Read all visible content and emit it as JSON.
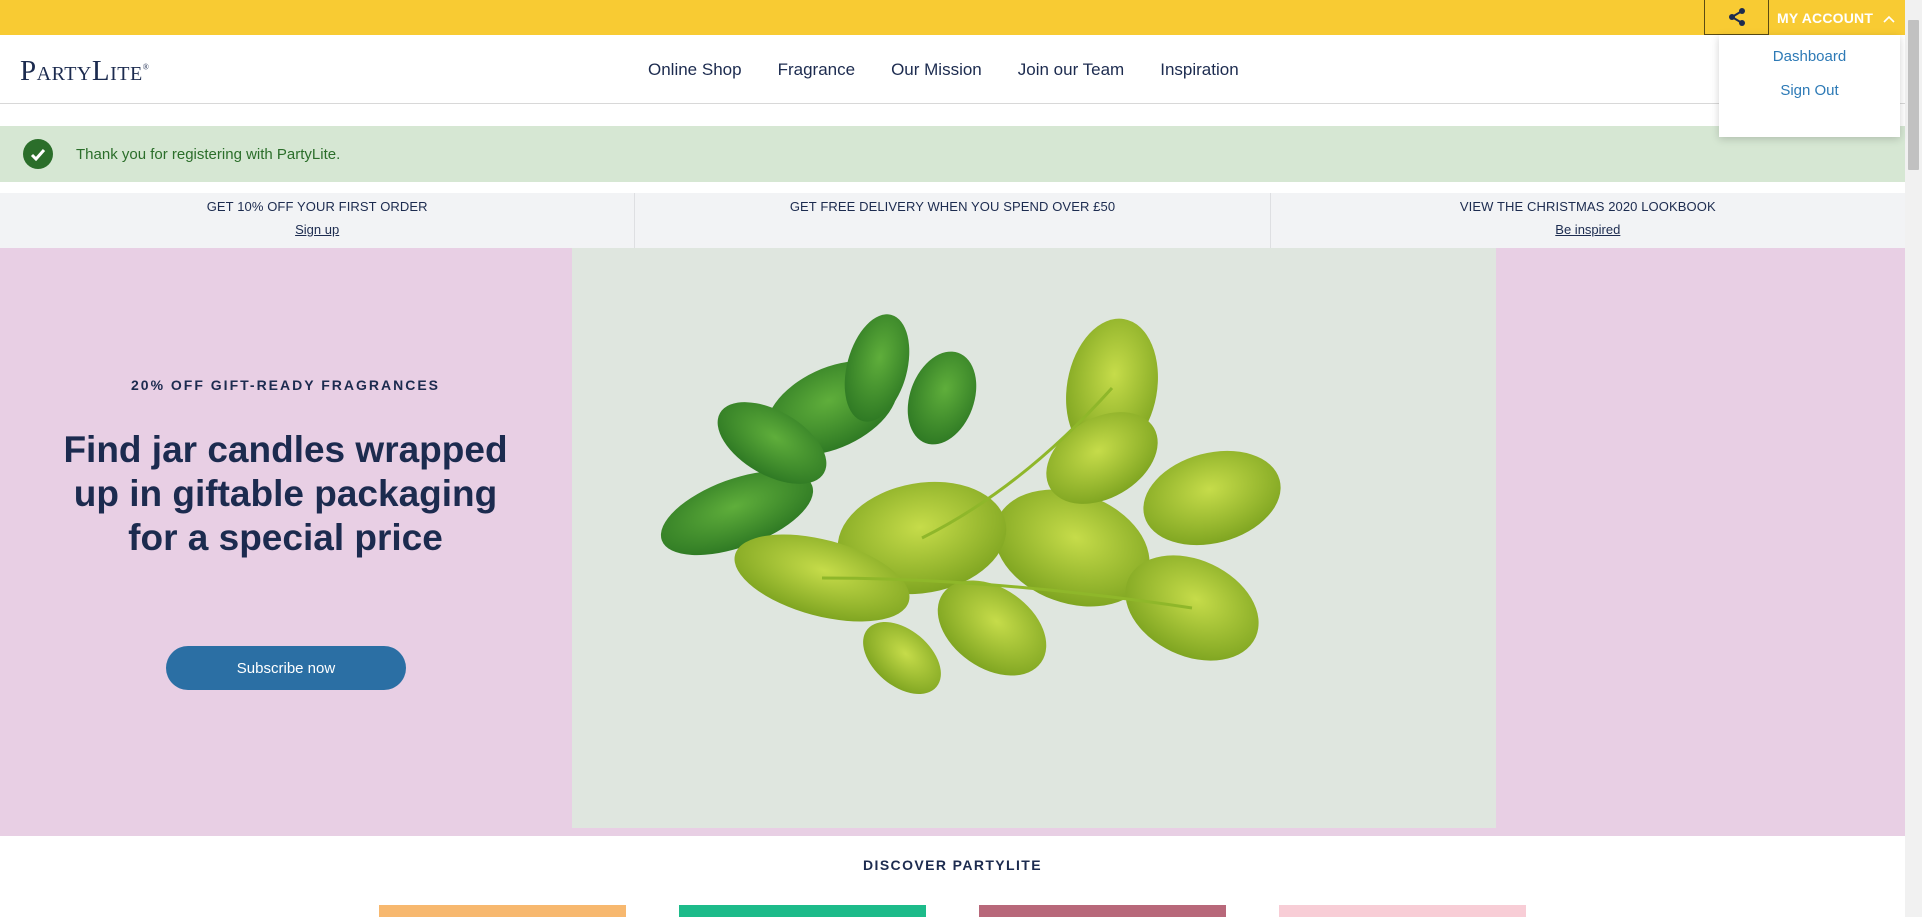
{
  "topbar": {
    "share_icon": "share-icon",
    "account_label": "MY ACCOUNT",
    "account_chevron": "chevron-up-icon",
    "background": "#f8cb33"
  },
  "header": {
    "logo_text": "PartyLite",
    "logo_mark": "®",
    "nav": [
      "Online Shop",
      "Fragrance",
      "Our Mission",
      "Join our Team",
      "Inspiration"
    ]
  },
  "account_dropdown": {
    "items": [
      "Dashboard",
      "Sign Out"
    ]
  },
  "success_banner": {
    "icon": "check-circle-icon",
    "message": "Thank you for registering with PartyLite.",
    "background": "#d6e7d3"
  },
  "promos": [
    {
      "title": "GET 10% OFF YOUR FIRST ORDER",
      "link": "Sign up"
    },
    {
      "title": "GET FREE DELIVERY WHEN YOU SPEND OVER £50",
      "link": ""
    },
    {
      "title": "VIEW THE CHRISTMAS 2020 LOOKBOOK",
      "link": "Be inspired"
    }
  ],
  "hero": {
    "eyebrow": "20% OFF GIFT-READY FRAGRANCES",
    "headline": "Find jar candles wrapped up in giftable packaging for a special price",
    "cta": "Subscribe now",
    "background": "#e8cfe4",
    "image": "basil-and-mint-leaves"
  },
  "discover": {
    "title": "DISCOVER PARTYLITE",
    "tile_colors": [
      "#f7b86f",
      "#1dbb8a",
      "#b8687a",
      "#f8cdd6"
    ]
  },
  "colors": {
    "brand_navy": "#1c2b4f",
    "link_blue": "#2d7ab6",
    "cta_blue": "#2b6fa4"
  }
}
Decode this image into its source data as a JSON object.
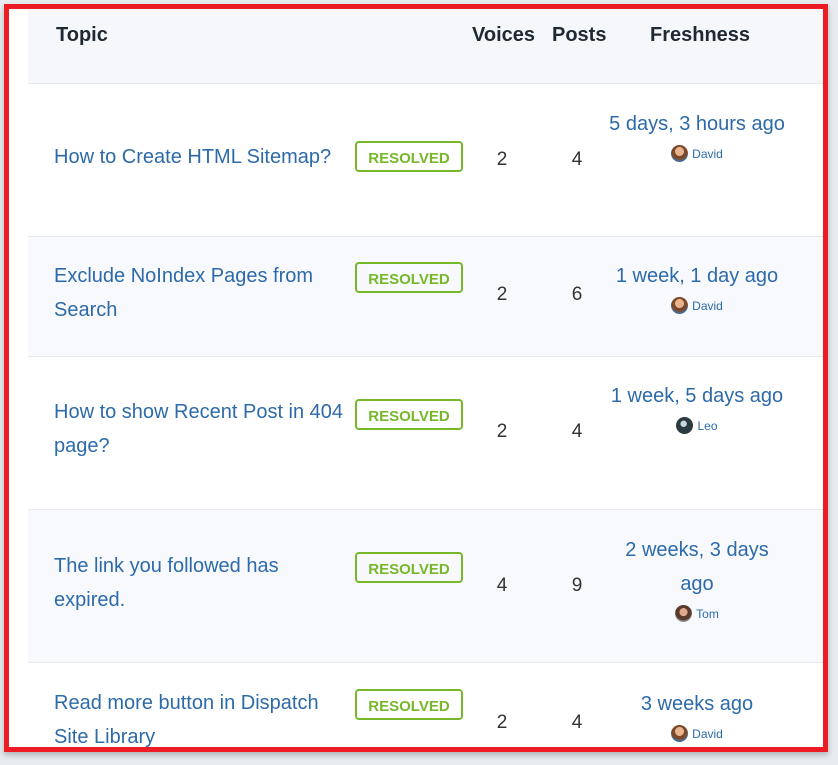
{
  "header": {
    "topic": "Topic",
    "voices": "Voices",
    "posts": "Posts",
    "freshness": "Freshness"
  },
  "topics": [
    {
      "title": "How to Create HTML Sitemap?",
      "badge": "RESOLVED",
      "voices": "2",
      "posts": "4",
      "freshness": "5 days, 3 hours ago",
      "author": "David",
      "avatar_icon": "david-avatar"
    },
    {
      "title": "Exclude NoIndex Pages from Search",
      "badge": "RESOLVED",
      "voices": "2",
      "posts": "6",
      "freshness": "1 week, 1 day ago",
      "author": "David",
      "avatar_icon": "david-avatar"
    },
    {
      "title": "How to show Recent Post in 404 page?",
      "badge": "RESOLVED",
      "voices": "2",
      "posts": "4",
      "freshness": "1 week, 5 days ago",
      "author": "Leo",
      "avatar_icon": "leo-avatar"
    },
    {
      "title": "The link you followed has expired.",
      "badge": "RESOLVED",
      "voices": "4",
      "posts": "9",
      "freshness": "2 weeks, 3 days ago",
      "author": "Tom",
      "avatar_icon": "tom-avatar"
    },
    {
      "title": "Read more button in Dispatch Site Library",
      "badge": "RESOLVED",
      "voices": "2",
      "posts": "4",
      "freshness": "3 weeks ago",
      "author": "David",
      "avatar_icon": "david-avatar"
    }
  ],
  "colors": {
    "frame": "#ed1c24",
    "link": "#2d6aa9",
    "resolved": "#77b82a"
  }
}
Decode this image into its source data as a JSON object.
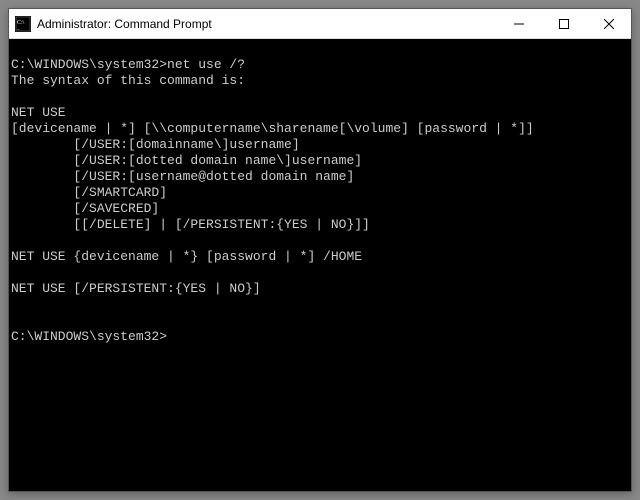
{
  "window": {
    "title": "Administrator: Command Prompt"
  },
  "terminal": {
    "lines": [
      "",
      "C:\\WINDOWS\\system32>net use /?",
      "The syntax of this command is:",
      "",
      "NET USE",
      "[devicename | *] [\\\\computername\\sharename[\\volume] [password | *]]",
      "        [/USER:[domainname\\]username]",
      "        [/USER:[dotted domain name\\]username]",
      "        [/USER:[username@dotted domain name]",
      "        [/SMARTCARD]",
      "        [/SAVECRED]",
      "        [[/DELETE] | [/PERSISTENT:{YES | NO}]]",
      "",
      "NET USE {devicename | *} [password | *] /HOME",
      "",
      "NET USE [/PERSISTENT:{YES | NO}]",
      "",
      "",
      "C:\\WINDOWS\\system32>"
    ]
  }
}
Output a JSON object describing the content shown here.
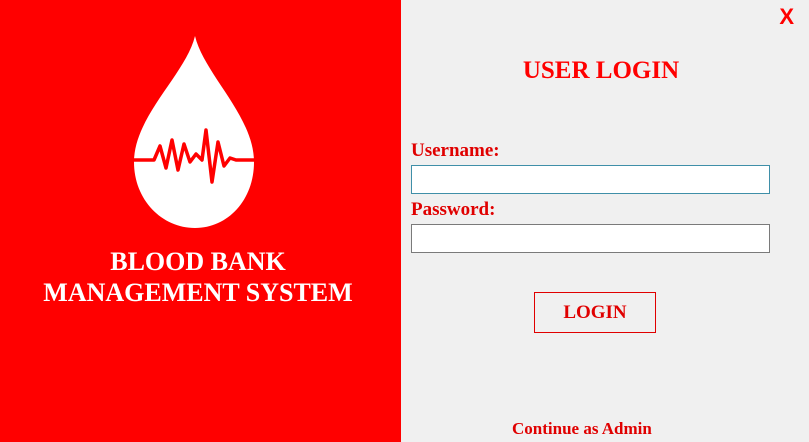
{
  "window": {
    "close_label": "X"
  },
  "branding": {
    "logo_icon": "blood-drop-heartbeat-icon",
    "title_line1": "BLOOD BANK",
    "title_line2": "MANAGEMENT SYSTEM"
  },
  "login": {
    "title": "USER LOGIN",
    "username_label": "Username:",
    "username_value": "",
    "password_label": "Password:",
    "password_value": "",
    "submit_label": "LOGIN",
    "admin_link": "Continue as Admin"
  },
  "colors": {
    "brand_red": "#ff0000",
    "text_red": "#e00000",
    "panel_bg": "#f0f0f0",
    "white": "#ffffff"
  }
}
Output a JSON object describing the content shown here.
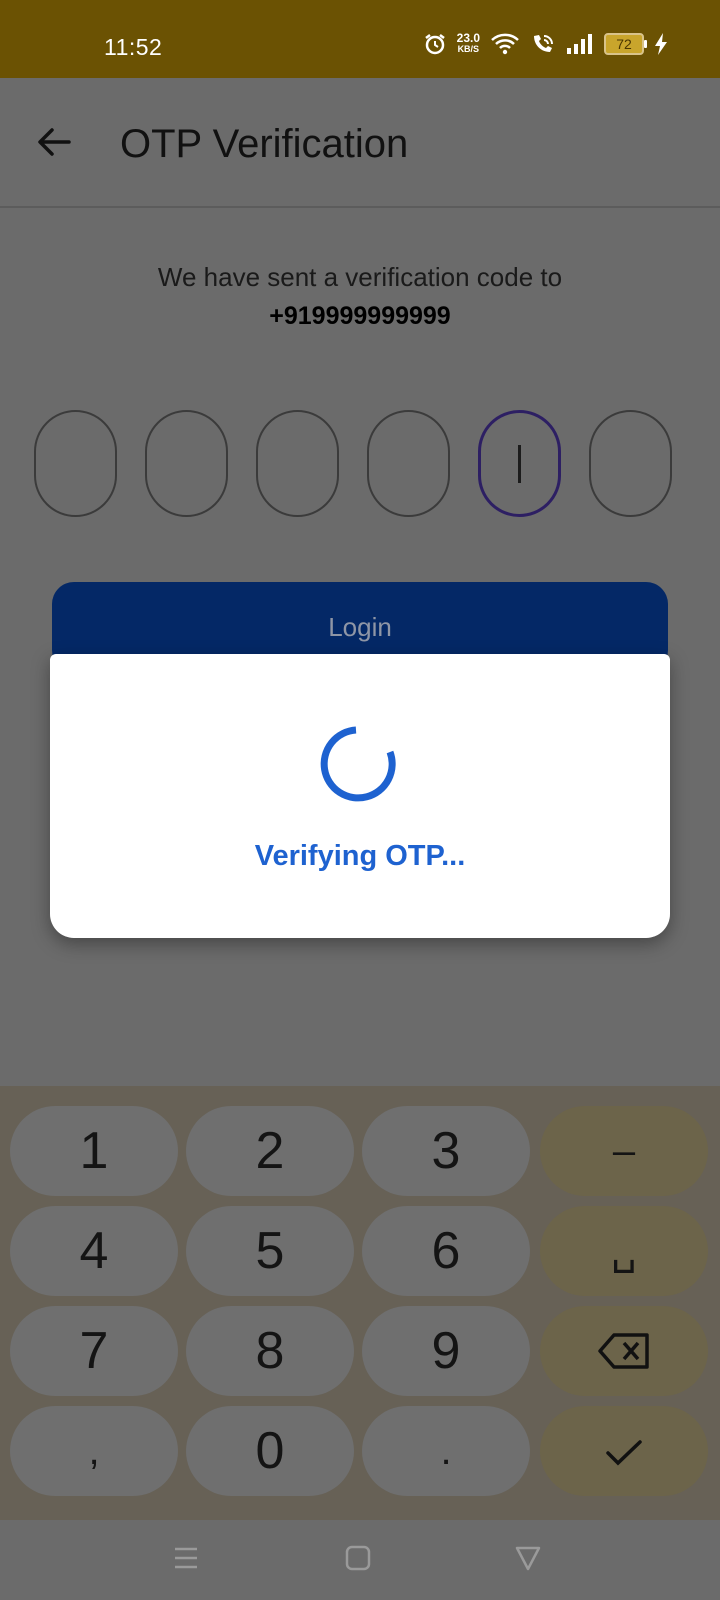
{
  "status_bar": {
    "time": "11:52",
    "speed_value": "23.0",
    "speed_unit": "KB/S",
    "battery": "72",
    "icons": [
      "alarm-icon",
      "wifi-icon",
      "wifi-calling-icon",
      "signal-icon",
      "battery-icon",
      "charging-icon"
    ]
  },
  "header": {
    "title": "OTP Verification",
    "back_icon": "arrow-left-icon"
  },
  "verification": {
    "instruction": "We have sent a verification code to",
    "phone": "+919999999999"
  },
  "otp": {
    "digits": [
      "",
      "",
      "",
      "",
      "",
      ""
    ],
    "active_index": 4
  },
  "login_label": "Login",
  "dialog": {
    "message": "Verifying OTP...",
    "accent": "#1e62d0"
  },
  "keyboard": {
    "rows": [
      [
        "1",
        "2",
        "3",
        "–"
      ],
      [
        "4",
        "5",
        "6",
        "␣"
      ],
      [
        "7",
        "8",
        "9",
        "backspace"
      ],
      [
        ",",
        "0",
        ".",
        "done"
      ]
    ]
  },
  "nav": {
    "icons": [
      "menu-icon",
      "home-icon",
      "back-triangle-icon"
    ]
  },
  "colors": {
    "status_bar": "#6b5203",
    "login_button": "#042866",
    "keyboard": "#676156"
  }
}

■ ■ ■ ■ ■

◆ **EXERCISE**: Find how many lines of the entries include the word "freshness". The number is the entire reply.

◆ **PROBLEM SOLUTION**: 6